- WHAT IS EXPECTED: Each and every line below goes into your answer unchanged, but leave out the images.

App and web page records
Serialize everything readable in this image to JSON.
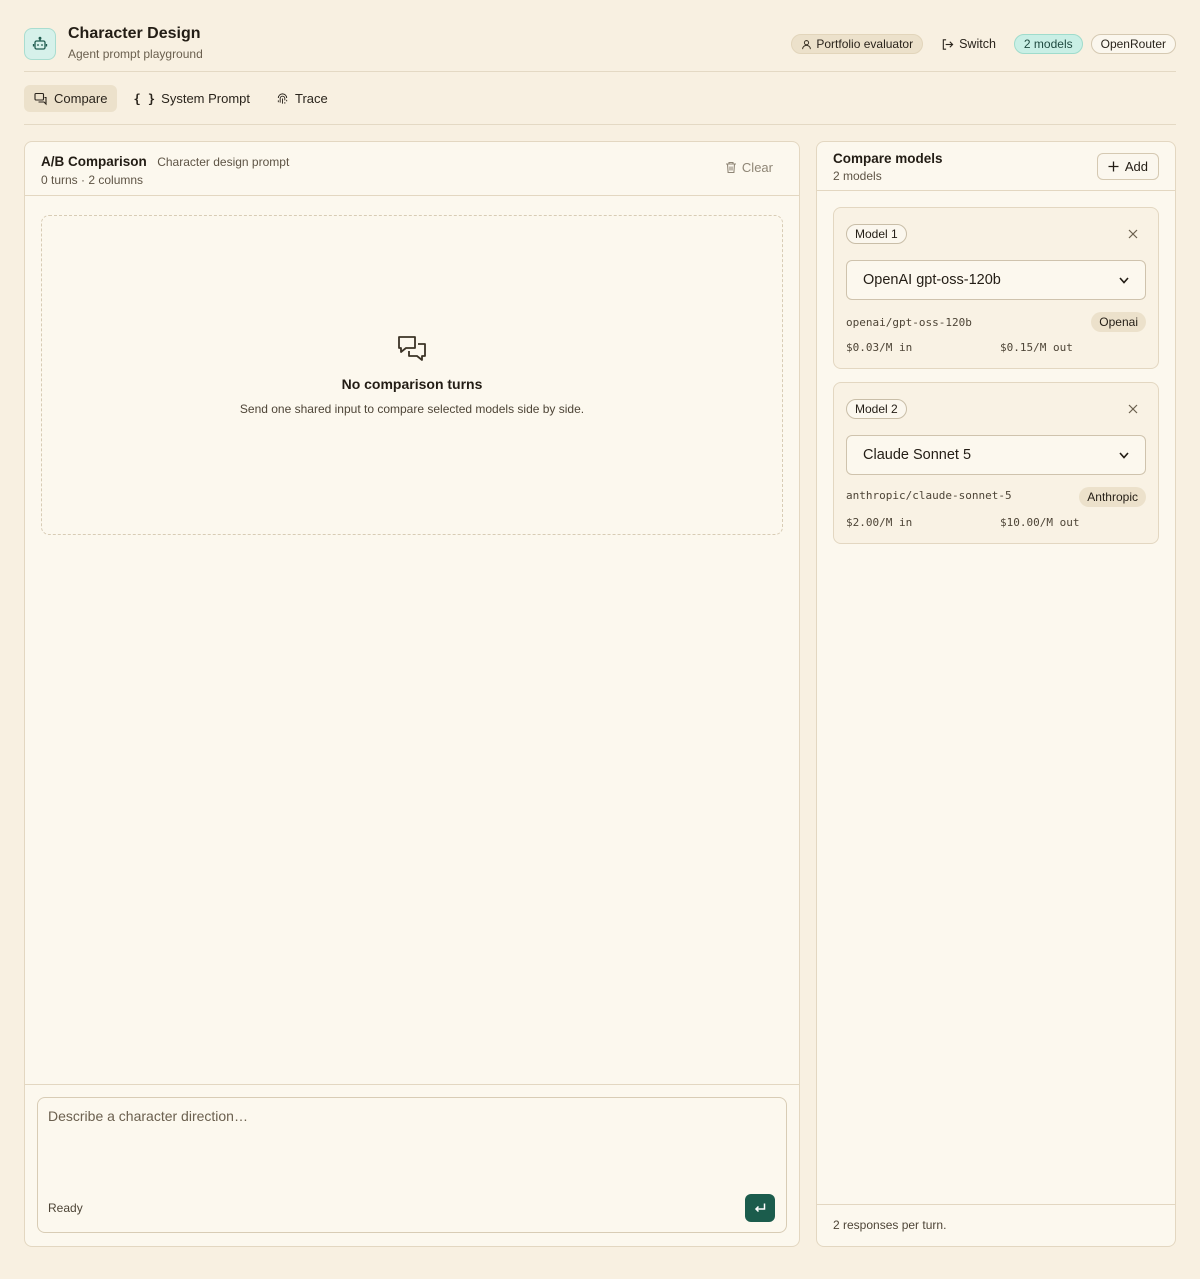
{
  "app": {
    "title": "Character Design",
    "subtitle": "Agent prompt playground",
    "role_label": "Portfolio evaluator",
    "switch_label": "Switch",
    "models_pill": "2 models",
    "provider_pill": "OpenRouter"
  },
  "tabs": [
    {
      "label": "Compare",
      "active": true
    },
    {
      "label": "System Prompt",
      "active": false
    },
    {
      "label": "Trace",
      "active": false
    }
  ],
  "comparison": {
    "title": "A/B Comparison",
    "tag": "Character design prompt",
    "meta": "0 turns · 2 columns",
    "clear_label": "Clear",
    "empty_title": "No comparison turns",
    "empty_desc": "Send one shared input to compare selected models side by side.",
    "composer_placeholder": "Describe a character direction…",
    "status": "Ready"
  },
  "compare_models": {
    "title": "Compare models",
    "count": "2 models",
    "add_label": "Add",
    "models": [
      {
        "badge": "Model 1",
        "selected": "OpenAI gpt-oss-120b",
        "id": "openai/gpt-oss-120b",
        "provider": "Openai",
        "price_in": "$0.03/M in",
        "price_out": "$0.15/M out"
      },
      {
        "badge": "Model 2",
        "selected": "Claude Sonnet 5",
        "id": "anthropic/claude-sonnet-5",
        "provider": "Anthropic",
        "price_in": "$2.00/M in",
        "price_out": "$10.00/M out"
      }
    ],
    "footer": "2 responses per turn."
  },
  "colors": {
    "background": "#f8f0e1",
    "panel": "#fcf8ee",
    "accent": "#1b5c4c",
    "models_pill": "#c9efe5"
  },
  "icons": {
    "brand": "robot-icon",
    "role": "user-icon",
    "switch": "logout-icon",
    "compare_tab": "chat-icon",
    "system_prompt_tab": "braces-icon",
    "trace_tab": "fingerprint-icon",
    "clear": "trash-icon",
    "empty": "chat-bubbles-icon",
    "send": "enter-icon",
    "add": "plus-icon",
    "remove": "close-icon",
    "select": "chevron-down-icon"
  }
}
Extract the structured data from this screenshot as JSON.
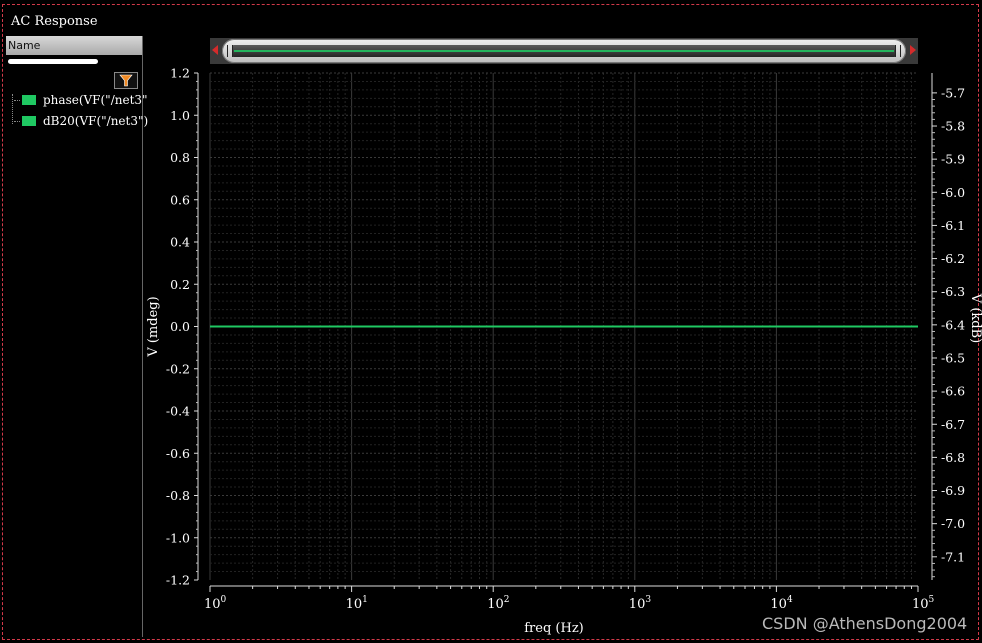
{
  "window": {
    "title": "AC Response"
  },
  "panel": {
    "column_header": "Name",
    "signals": [
      {
        "label": "phase(VF(\"/net3\"",
        "color": "#1fc862"
      },
      {
        "label": "dB20(VF(\"/net3\")",
        "color": "#1fc862"
      }
    ]
  },
  "watermark": "CSDN @AthensDong2004",
  "chart_data": {
    "type": "line",
    "xlabel": "freq (Hz)",
    "ylabel_left": "V (mdeg)",
    "ylabel_right": "V (kdB)",
    "x_scale": "log",
    "xlim": [
      1,
      100000
    ],
    "x_ticks": [
      {
        "base": "10",
        "exp": "0"
      },
      {
        "base": "10",
        "exp": "1"
      },
      {
        "base": "10",
        "exp": "2"
      },
      {
        "base": "10",
        "exp": "3"
      },
      {
        "base": "10",
        "exp": "4"
      },
      {
        "base": "10",
        "exp": "5"
      }
    ],
    "y_left": {
      "lim": [
        -1.2,
        1.2
      ],
      "ticks": [
        "1.2",
        "1.0",
        "0.8",
        "0.6",
        "0.4",
        "0.2",
        "0.0",
        "-0.2",
        "-0.4",
        "-0.6",
        "-0.8",
        "-1.0",
        "-1.2"
      ]
    },
    "y_right": {
      "lim": [
        -7.17,
        -5.64
      ],
      "ticks": [
        "-5.7",
        "-5.8",
        "-5.9",
        "-6.0",
        "-6.1",
        "-6.2",
        "-6.3",
        "-6.4",
        "-6.5",
        "-6.6",
        "-6.7",
        "-6.8",
        "-6.9",
        "-7.0",
        "-7.1"
      ]
    },
    "grid": true,
    "series": [
      {
        "name": "phase(VF(\"/net3\"",
        "axis": "left",
        "x": [
          1,
          100000
        ],
        "y": [
          0.0,
          0.0
        ],
        "color": "#1fc862"
      }
    ]
  }
}
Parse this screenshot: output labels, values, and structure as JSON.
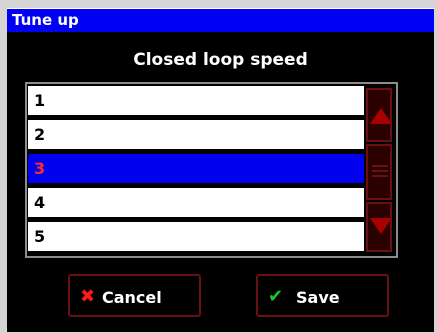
{
  "window": {
    "title": "Tune up"
  },
  "dialog": {
    "heading": "Closed loop speed"
  },
  "list": {
    "items": [
      {
        "label": "1",
        "selected": false
      },
      {
        "label": "2",
        "selected": false
      },
      {
        "label": "3",
        "selected": true
      },
      {
        "label": "4",
        "selected": false
      },
      {
        "label": "5",
        "selected": false
      }
    ]
  },
  "scrollbar": {
    "up_icon": "triangle-up-icon",
    "thumb_icon": "grip-lines-icon",
    "down_icon": "triangle-down-icon"
  },
  "buttons": {
    "cancel_icon": "✖",
    "cancel_label": "Cancel",
    "save_icon": "✔",
    "save_label": "Save"
  },
  "colors": {
    "titlebar": "#0000f4",
    "selected_row": "#0000ee",
    "selected_text": "#ff2a2a",
    "accent_red": "#a80000",
    "cancel_icon": "#ff1a1a",
    "save_icon": "#22c422"
  }
}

- SOLUTION:
Serialize everything readable in this image to JSON.
{
  "app": {
    "title": "Character Design",
    "subtitle": "Agent prompt playground",
    "role_label": "Portfolio evaluator",
    "switch_label": "Switch",
    "models_pill": "2 models",
    "provider_pill": "OpenRouter"
  },
  "tabs": [
    {
      "label": "Compare",
      "active": true
    },
    {
      "label": "System Prompt",
      "active": false
    },
    {
      "label": "Trace",
      "active": false
    }
  ],
  "comparison": {
    "title": "A/B Comparison",
    "tag": "Character design prompt",
    "meta": "0 turns · 2 columns",
    "clear_label": "Clear",
    "empty_title": "No comparison turns",
    "empty_desc": "Send one shared input to compare selected models side by side.",
    "composer_placeholder": "Describe a character direction…",
    "status": "Ready"
  },
  "compare_models": {
    "title": "Compare models",
    "count": "2 models",
    "add_label": "Add",
    "models": [
      {
        "badge": "Model 1",
        "selected": "OpenAI gpt-oss-120b",
        "id": "openai/gpt-oss-120b",
        "provider": "Openai",
        "price_in": "$0.03/M in",
        "price_out": "$0.15/M out"
      },
      {
        "badge": "Model 2",
        "selected": "Claude Sonnet 5",
        "id": "anthropic/claude-sonnet-5",
        "provider": "Anthropic",
        "price_in": "$2.00/M in",
        "price_out": "$10.00/M out"
      }
    ],
    "footer": "2 responses per turn."
  },
  "colors": {
    "background": "#f8f0e1",
    "panel": "#fcf8ee",
    "accent": "#1b5c4c",
    "models_pill": "#c9efe5"
  },
  "icons": {
    "brand": "robot-icon",
    "role": "user-icon",
    "switch": "logout-icon",
    "compare_tab": "chat-icon",
    "system_prompt_tab": "braces-icon",
    "trace_tab": "fingerprint-icon",
    "clear": "trash-icon",
    "empty": "chat-bubbles-icon",
    "send": "enter-icon",
    "add": "plus-icon",
    "remove": "close-icon",
    "select": "chevron-down-icon"
  }
}
Extract the structured data from this screenshot as JSON.
{
  "window": {
    "title": "AC Response"
  },
  "panel": {
    "column_header": "Name",
    "signals": [
      {
        "label": "phase(VF(\"/net3\"",
        "color": "#1fc862"
      },
      {
        "label": "dB20(VF(\"/net3\")",
        "color": "#1fc862"
      }
    ]
  },
  "watermark": "CSDN @AthensDong2004",
  "chart_data": {
    "type": "line",
    "xlabel": "freq (Hz)",
    "ylabel_left": "V (mdeg)",
    "ylabel_right": "V (kdB)",
    "x_scale": "log",
    "xlim": [
      1,
      100000
    ],
    "x_ticks": [
      {
        "base": "10",
        "exp": "0"
      },
      {
        "base": "10",
        "exp": "1"
      },
      {
        "base": "10",
        "exp": "2"
      },
      {
        "base": "10",
        "exp": "3"
      },
      {
        "base": "10",
        "exp": "4"
      },
      {
        "base": "10",
        "exp": "5"
      }
    ],
    "y_left": {
      "lim": [
        -1.2,
        1.2
      ],
      "ticks": [
        "1.2",
        "1.0",
        "0.8",
        "0.6",
        "0.4",
        "0.2",
        "0.0",
        "-0.2",
        "-0.4",
        "-0.6",
        "-0.8",
        "-1.0",
        "-1.2"
      ]
    },
    "y_right": {
      "lim": [
        -7.17,
        -5.64
      ],
      "ticks": [
        "-5.7",
        "-5.8",
        "-5.9",
        "-6.0",
        "-6.1",
        "-6.2",
        "-6.3",
        "-6.4",
        "-6.5",
        "-6.6",
        "-6.7",
        "-6.8",
        "-6.9",
        "-7.0",
        "-7.1"
      ]
    },
    "grid": true,
    "series": [
      {
        "name": "phase(VF(\"/net3\"",
        "axis": "left",
        "x": [
          1,
          100000
        ],
        "y": [
          0.0,
          0.0
        ],
        "color": "#1fc862"
      }
    ]
  }
}
Parse this screenshot: output labels, values, and structure as JSON.
{
  "window": {
    "title": "Tune up"
  },
  "dialog": {
    "heading": "Closed loop speed"
  },
  "list": {
    "items": [
      {
        "label": "1",
        "selected": false
      },
      {
        "label": "2",
        "selected": false
      },
      {
        "label": "3",
        "selected": true
      },
      {
        "label": "4",
        "selected": false
      },
      {
        "label": "5",
        "selected": false
      }
    ]
  },
  "scrollbar": {
    "up_icon": "triangle-up-icon",
    "thumb_icon": "grip-lines-icon",
    "down_icon": "triangle-down-icon"
  },
  "buttons": {
    "cancel_icon": "✖",
    "cancel_label": "Cancel",
    "save_icon": "✔",
    "save_label": "Save"
  },
  "colors": {
    "titlebar": "#0000f4",
    "selected_row": "#0000ee",
    "selected_text": "#ff2a2a",
    "accent_red": "#a80000",
    "cancel_icon": "#ff1a1a",
    "save_icon": "#22c422"
  }
}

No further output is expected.